>>>>>
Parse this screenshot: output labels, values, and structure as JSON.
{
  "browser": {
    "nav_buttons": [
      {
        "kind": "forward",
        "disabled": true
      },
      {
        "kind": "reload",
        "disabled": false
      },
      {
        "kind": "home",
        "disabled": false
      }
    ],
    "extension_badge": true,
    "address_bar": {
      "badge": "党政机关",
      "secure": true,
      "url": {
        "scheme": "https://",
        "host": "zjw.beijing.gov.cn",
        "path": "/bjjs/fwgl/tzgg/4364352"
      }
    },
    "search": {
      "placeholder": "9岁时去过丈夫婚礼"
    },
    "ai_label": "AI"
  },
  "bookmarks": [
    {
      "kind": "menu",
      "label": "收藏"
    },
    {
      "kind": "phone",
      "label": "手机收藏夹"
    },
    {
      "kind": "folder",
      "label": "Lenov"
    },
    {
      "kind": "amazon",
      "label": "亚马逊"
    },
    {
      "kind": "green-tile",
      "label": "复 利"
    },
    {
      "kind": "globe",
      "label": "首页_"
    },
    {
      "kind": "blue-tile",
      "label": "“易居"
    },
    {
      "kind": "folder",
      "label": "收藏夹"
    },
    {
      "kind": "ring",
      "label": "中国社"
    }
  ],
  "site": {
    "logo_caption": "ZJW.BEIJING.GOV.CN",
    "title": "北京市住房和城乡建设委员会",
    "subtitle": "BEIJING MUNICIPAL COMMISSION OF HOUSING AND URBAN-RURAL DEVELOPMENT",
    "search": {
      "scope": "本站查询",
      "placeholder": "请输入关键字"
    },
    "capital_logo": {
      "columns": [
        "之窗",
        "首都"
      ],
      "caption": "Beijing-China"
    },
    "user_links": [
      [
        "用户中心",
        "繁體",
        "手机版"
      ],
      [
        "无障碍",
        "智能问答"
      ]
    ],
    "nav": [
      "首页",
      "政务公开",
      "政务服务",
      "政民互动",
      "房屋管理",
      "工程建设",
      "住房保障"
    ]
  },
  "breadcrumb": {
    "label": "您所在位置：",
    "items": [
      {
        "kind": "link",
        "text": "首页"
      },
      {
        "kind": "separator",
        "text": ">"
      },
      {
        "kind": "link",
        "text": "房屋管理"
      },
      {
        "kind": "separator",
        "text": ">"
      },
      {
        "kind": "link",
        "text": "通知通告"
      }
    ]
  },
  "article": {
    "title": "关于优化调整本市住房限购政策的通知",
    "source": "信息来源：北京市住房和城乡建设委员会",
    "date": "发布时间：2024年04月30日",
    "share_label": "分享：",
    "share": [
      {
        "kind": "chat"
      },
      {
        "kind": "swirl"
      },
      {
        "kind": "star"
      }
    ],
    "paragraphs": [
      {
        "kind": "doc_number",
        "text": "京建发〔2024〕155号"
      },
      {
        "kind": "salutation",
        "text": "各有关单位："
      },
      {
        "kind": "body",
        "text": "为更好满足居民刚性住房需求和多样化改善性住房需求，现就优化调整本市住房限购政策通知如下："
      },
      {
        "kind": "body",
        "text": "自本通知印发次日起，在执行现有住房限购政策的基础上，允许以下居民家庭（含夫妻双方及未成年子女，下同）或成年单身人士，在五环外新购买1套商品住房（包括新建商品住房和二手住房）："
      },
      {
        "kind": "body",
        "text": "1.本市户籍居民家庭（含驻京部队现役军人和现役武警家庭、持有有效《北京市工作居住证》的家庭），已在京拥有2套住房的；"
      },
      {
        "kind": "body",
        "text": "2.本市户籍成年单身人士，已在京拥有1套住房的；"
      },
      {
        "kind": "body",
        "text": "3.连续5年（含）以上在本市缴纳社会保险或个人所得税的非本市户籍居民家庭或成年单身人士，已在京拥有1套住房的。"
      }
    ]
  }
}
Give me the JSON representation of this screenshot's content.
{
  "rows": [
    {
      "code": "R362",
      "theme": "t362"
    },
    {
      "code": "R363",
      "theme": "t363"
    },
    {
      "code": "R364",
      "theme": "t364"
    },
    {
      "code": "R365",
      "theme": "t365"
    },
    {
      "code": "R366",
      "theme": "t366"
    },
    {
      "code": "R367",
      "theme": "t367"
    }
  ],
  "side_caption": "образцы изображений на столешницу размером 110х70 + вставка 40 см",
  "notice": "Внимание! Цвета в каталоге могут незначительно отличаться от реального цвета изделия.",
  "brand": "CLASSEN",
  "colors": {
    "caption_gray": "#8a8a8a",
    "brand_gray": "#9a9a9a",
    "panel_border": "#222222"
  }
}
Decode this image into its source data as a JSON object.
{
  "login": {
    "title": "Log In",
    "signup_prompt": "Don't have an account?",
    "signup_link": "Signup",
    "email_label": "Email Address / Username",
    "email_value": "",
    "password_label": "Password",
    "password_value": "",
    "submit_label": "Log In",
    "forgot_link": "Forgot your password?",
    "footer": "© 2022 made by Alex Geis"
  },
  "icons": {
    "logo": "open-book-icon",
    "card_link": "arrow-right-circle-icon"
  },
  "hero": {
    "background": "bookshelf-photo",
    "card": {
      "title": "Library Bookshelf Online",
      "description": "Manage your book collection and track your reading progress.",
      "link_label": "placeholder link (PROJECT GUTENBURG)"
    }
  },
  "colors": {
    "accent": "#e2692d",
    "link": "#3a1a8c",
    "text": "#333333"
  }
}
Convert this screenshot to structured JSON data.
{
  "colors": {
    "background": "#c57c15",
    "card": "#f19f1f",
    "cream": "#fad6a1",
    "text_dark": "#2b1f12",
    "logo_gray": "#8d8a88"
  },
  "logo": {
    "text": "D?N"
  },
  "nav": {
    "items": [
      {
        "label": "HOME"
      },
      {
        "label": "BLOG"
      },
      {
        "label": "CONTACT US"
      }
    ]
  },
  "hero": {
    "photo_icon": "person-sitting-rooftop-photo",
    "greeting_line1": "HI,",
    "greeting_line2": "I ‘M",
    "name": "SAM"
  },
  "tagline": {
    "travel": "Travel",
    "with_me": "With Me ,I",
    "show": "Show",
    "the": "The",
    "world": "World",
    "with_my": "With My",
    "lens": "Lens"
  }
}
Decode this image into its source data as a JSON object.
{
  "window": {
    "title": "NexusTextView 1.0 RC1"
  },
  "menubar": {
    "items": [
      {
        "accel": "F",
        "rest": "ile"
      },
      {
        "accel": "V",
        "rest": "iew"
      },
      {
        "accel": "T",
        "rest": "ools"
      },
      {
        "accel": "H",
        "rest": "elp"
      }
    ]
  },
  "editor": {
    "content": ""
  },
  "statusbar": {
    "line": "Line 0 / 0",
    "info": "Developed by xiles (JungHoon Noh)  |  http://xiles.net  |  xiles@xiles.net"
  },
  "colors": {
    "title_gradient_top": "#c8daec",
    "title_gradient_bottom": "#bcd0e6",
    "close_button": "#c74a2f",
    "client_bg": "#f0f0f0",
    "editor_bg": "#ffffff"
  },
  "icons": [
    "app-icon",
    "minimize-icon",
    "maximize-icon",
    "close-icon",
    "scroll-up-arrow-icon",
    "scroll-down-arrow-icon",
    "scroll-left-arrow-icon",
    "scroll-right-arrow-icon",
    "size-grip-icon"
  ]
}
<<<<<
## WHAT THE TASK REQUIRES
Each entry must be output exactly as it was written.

## RESPONSE BOX
Parse this screenshot: output labels, values, and structure as JSON.
{
  "browser": {
    "nav_buttons": [
      {
        "kind": "forward",
        "disabled": true
      },
      {
        "kind": "reload",
        "disabled": false
      },
      {
        "kind": "home",
        "disabled": false
      }
    ],
    "extension_badge": true,
    "address_bar": {
      "badge": "党政机关",
      "secure": true,
      "url": {
        "scheme": "https://",
        "host": "zjw.beijing.gov.cn",
        "path": "/bjjs/fwgl/tzgg/4364352"
      }
    },
    "search": {
      "placeholder": "9岁时去过丈夫婚礼"
    },
    "ai_label": "AI"
  },
  "bookmarks": [
    {
      "kind": "menu",
      "label": "收藏"
    },
    {
      "kind": "phone",
      "label": "手机收藏夹"
    },
    {
      "kind": "folder",
      "label": "Lenov"
    },
    {
      "kind": "amazon",
      "label": "亚马逊"
    },
    {
      "kind": "green-tile",
      "label": "复 利"
    },
    {
      "kind": "globe",
      "label": "首页_"
    },
    {
      "kind": "blue-tile",
      "label": "“易居"
    },
    {
      "kind": "folder",
      "label": "收藏夹"
    },
    {
      "kind": "ring",
      "label": "中国社"
    }
  ],
  "site": {
    "logo_caption": "ZJW.BEIJING.GOV.CN",
    "title": "北京市住房和城乡建设委员会",
    "subtitle": "BEIJING MUNICIPAL COMMISSION OF HOUSING AND URBAN-RURAL DEVELOPMENT",
    "search": {
      "scope": "本站查询",
      "placeholder": "请输入关键字"
    },
    "capital_logo": {
      "columns": [
        "之窗",
        "首都"
      ],
      "caption": "Beijing-China"
    },
    "user_links": [
      [
        "用户中心",
        "繁體",
        "手机版"
      ],
      [
        "无障碍",
        "智能问答"
      ]
    ],
    "nav": [
      "首页",
      "政务公开",
      "政务服务",
      "政民互动",
      "房屋管理",
      "工程建设",
      "住房保障"
    ]
  },
  "breadcrumb": {
    "label": "您所在位置：",
    "items": [
      {
        "kind": "link",
        "text": "首页"
      },
      {
        "kind": "separator",
        "text": ">"
      },
      {
        "kind": "link",
        "text": "房屋管理"
      },
      {
        "kind": "separator",
        "text": ">"
      },
      {
        "kind": "link",
        "text": "通知通告"
      }
    ]
  },
  "article": {
    "title": "关于优化调整本市住房限购政策的通知",
    "source": "信息来源：北京市住房和城乡建设委员会",
    "date": "发布时间：2024年04月30日",
    "share_label": "分享：",
    "share": [
      {
        "kind": "chat"
      },
      {
        "kind": "swirl"
      },
      {
        "kind": "star"
      }
    ],
    "paragraphs": [
      {
        "kind": "doc_number",
        "text": "京建发〔2024〕155号"
      },
      {
        "kind": "salutation",
        "text": "各有关单位："
      },
      {
        "kind": "body",
        "text": "为更好满足居民刚性住房需求和多样化改善性住房需求，现就优化调整本市住房限购政策通知如下："
      },
      {
        "kind": "body",
        "text": "自本通知印发次日起，在执行现有住房限购政策的基础上，允许以下居民家庭（含夫妻双方及未成年子女，下同）或成年单身人士，在五环外新购买1套商品住房（包括新建商品住房和二手住房）："
      },
      {
        "kind": "body",
        "text": "1.本市户籍居民家庭（含驻京部队现役军人和现役武警家庭、持有有效《北京市工作居住证》的家庭），已在京拥有2套住房的；"
      },
      {
        "kind": "body",
        "text": "2.本市户籍成年单身人士，已在京拥有1套住房的；"
      },
      {
        "kind": "body",
        "text": "3.连续5年（含）以上在本市缴纳社会保险或个人所得税的非本市户籍居民家庭或成年单身人士，已在京拥有1套住房的。"
      }
    ]
  }
}
Give me the JSON representation of this screenshot's content.
{
  "rows": [
    {
      "code": "R362",
      "theme": "t362"
    },
    {
      "code": "R363",
      "theme": "t363"
    },
    {
      "code": "R364",
      "theme": "t364"
    },
    {
      "code": "R365",
      "theme": "t365"
    },
    {
      "code": "R366",
      "theme": "t366"
    },
    {
      "code": "R367",
      "theme": "t367"
    }
  ],
  "side_caption": "образцы изображений на столешницу размером 110х70 + вставка 40 см",
  "notice": "Внимание! Цвета в каталоге могут незначительно отличаться от реального цвета изделия.",
  "brand": "CLASSEN",
  "colors": {
    "caption_gray": "#8a8a8a",
    "brand_gray": "#9a9a9a",
    "panel_border": "#222222"
  }
}
Decode this image into its source data as a JSON object.
{
  "login": {
    "title": "Log In",
    "signup_prompt": "Don't have an account?",
    "signup_link": "Signup",
    "email_label": "Email Address / Username",
    "email_value": "",
    "password_label": "Password",
    "password_value": "",
    "submit_label": "Log In",
    "forgot_link": "Forgot your password?",
    "footer": "© 2022 made by Alex Geis"
  },
  "icons": {
    "logo": "open-book-icon",
    "card_link": "arrow-right-circle-icon"
  },
  "hero": {
    "background": "bookshelf-photo",
    "card": {
      "title": "Library Bookshelf Online",
      "description": "Manage your book collection and track your reading progress.",
      "link_label": "placeholder link (PROJECT GUTENBURG)"
    }
  },
  "colors": {
    "accent": "#e2692d",
    "link": "#3a1a8c",
    "text": "#333333"
  }
}
Convert this screenshot to structured JSON data.
{
  "colors": {
    "background": "#c57c15",
    "card": "#f19f1f",
    "cream": "#fad6a1",
    "text_dark": "#2b1f12",
    "logo_gray": "#8d8a88"
  },
  "logo": {
    "text": "D?N"
  },
  "nav": {
    "items": [
      {
        "label": "HOME"
      },
      {
        "label": "BLOG"
      },
      {
        "label": "CONTACT US"
      }
    ]
  },
  "hero": {
    "photo_icon": "person-sitting-rooftop-photo",
    "greeting_line1": "HI,",
    "greeting_line2": "I ‘M",
    "name": "SAM"
  },
  "tagline": {
    "travel": "Travel",
    "with_me": "With Me ,I",
    "show": "Show",
    "the": "The",
    "world": "World",
    "with_my": "With My",
    "lens": "Lens"
  }
}
Decode this image into its source data as a JSON object.
{
  "window": {
    "title": "NexusTextView 1.0 RC1"
  },
  "menubar": {
    "items": [
      {
        "accel": "F",
        "rest": "ile"
      },
      {
        "accel": "V",
        "rest": "iew"
      },
      {
        "accel": "T",
        "rest": "ools"
      },
      {
        "accel": "H",
        "rest": "elp"
      }
    ]
  },
  "editor": {
    "content": ""
  },
  "statusbar": {
    "line": "Line 0 / 0",
    "info": "Developed by xiles (JungHoon Noh)  |  http://xiles.net  |  xiles@xiles.net"
  },
  "colors": {
    "title_gradient_top": "#c8daec",
    "title_gradient_bottom": "#bcd0e6",
    "close_button": "#c74a2f",
    "client_bg": "#f0f0f0",
    "editor_bg": "#ffffff"
  },
  "icons": [
    "app-icon",
    "minimize-icon",
    "maximize-icon",
    "close-icon",
    "scroll-up-arrow-icon",
    "scroll-down-arrow-icon",
    "scroll-left-arrow-icon",
    "scroll-right-arrow-icon",
    "size-grip-icon"
  ]
}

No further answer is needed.